This impact is extending to the younger generation as parents grow increasingly concerned about what their kids are eating. Knowing that sweet snacks are appealing to their little ones, parents are looking for manufacturers to come up with suitable alternatives. Of those asked, 51% of parents would like to see versions of their children’s favourite snacks with no added sugar. In response to these concerns, the government’s childhood obesity report also outlines plans to focus on products aimed at babies and young children in the future.  These demands are driving innovative solutions. For example, a well-known confectionery manufacturer has launched a 30% reduced sugar version one of their sweet brands using inulin, a plant-based sugar replacement.

Consumers attitudes towards sugar are changing and artificial replacements will not be endured by customers. These preferences are not to be ignored and will shape the ever-changing food and drink trends for the future. As government legislation continues to evolve, manufacturers must take action. To meet 2020 targets and appeal to customer demand, strong investment must be made in research and development and producers should maintain strong links with suppliers to collaboratively discover creative solutions.

 

Sources:

‘Attitudes towards sweeteners’, Mintel, 2017

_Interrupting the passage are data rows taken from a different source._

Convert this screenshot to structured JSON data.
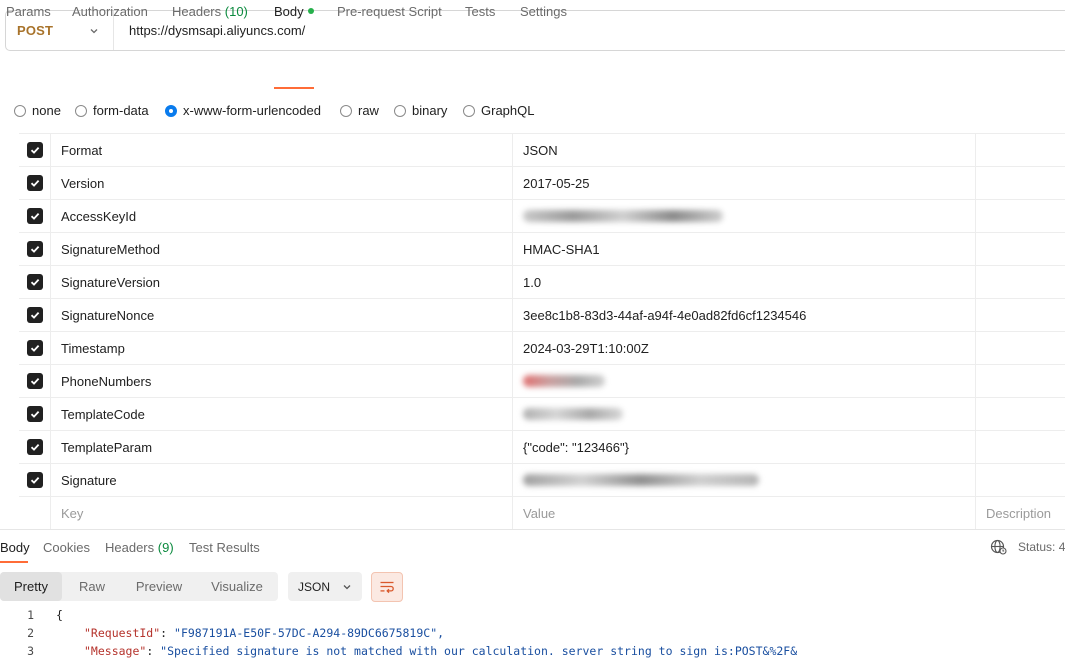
{
  "request": {
    "method": "POST",
    "url": "https://dysmsapi.aliyuncs.com/"
  },
  "request_tabs": [
    {
      "label": "Params"
    },
    {
      "label": "Authorization"
    },
    {
      "label": "Headers",
      "count": "(10)"
    },
    {
      "label": "Body"
    },
    {
      "label": "Pre-request Script"
    },
    {
      "label": "Tests"
    },
    {
      "label": "Settings"
    }
  ],
  "body_types": [
    {
      "label": "none",
      "checked": false
    },
    {
      "label": "form-data",
      "checked": false
    },
    {
      "label": "x-www-form-urlencoded",
      "checked": true
    },
    {
      "label": "raw",
      "checked": false
    },
    {
      "label": "binary",
      "checked": false
    },
    {
      "label": "GraphQL",
      "checked": false
    }
  ],
  "params": [
    {
      "key": "Format",
      "value": "JSON"
    },
    {
      "key": "Version",
      "value": "2017-05-25"
    },
    {
      "key": "AccessKeyId",
      "value": ""
    },
    {
      "key": "SignatureMethod",
      "value": "HMAC-SHA1"
    },
    {
      "key": "SignatureVersion",
      "value": "1.0"
    },
    {
      "key": "SignatureNonce",
      "value": "3ee8c1b8-83d3-44af-a94f-4e0ad82fd6cf1234546"
    },
    {
      "key": "Timestamp",
      "value": "2024-03-29T1:10:00Z"
    },
    {
      "key": "PhoneNumbers",
      "value": ""
    },
    {
      "key": "TemplateCode",
      "value": ""
    },
    {
      "key": "TemplateParam",
      "value": "{\"code\": \"123466\"}"
    },
    {
      "key": "Signature",
      "value": ""
    }
  ],
  "table_header": {
    "key": "Key",
    "value": "Value",
    "description": "Description"
  },
  "response_tabs": [
    {
      "label": "Body"
    },
    {
      "label": "Cookies"
    },
    {
      "label": "Headers",
      "count": "(9)"
    },
    {
      "label": "Test Results"
    }
  ],
  "status_label": "Status: 4",
  "view_modes": [
    "Pretty",
    "Raw",
    "Preview",
    "Visualize"
  ],
  "format": "JSON",
  "code_lines": [
    {
      "num": "1",
      "text": "{"
    },
    {
      "num": "2",
      "key": "\"RequestId\"",
      "value": "\"F987191A-E50F-57DC-A294-89DC6675819C\","
    },
    {
      "num": "3",
      "key": "\"Message\"",
      "value": "\"Specified signature is not matched with our calculation. server string to sign is:POST&%2F&"
    }
  ]
}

‘Childhood obesity: a plan for action,’ H.M Government, 2016

‘Mintel consumer report: sugar, gum and confectionery’, Mintel, 2015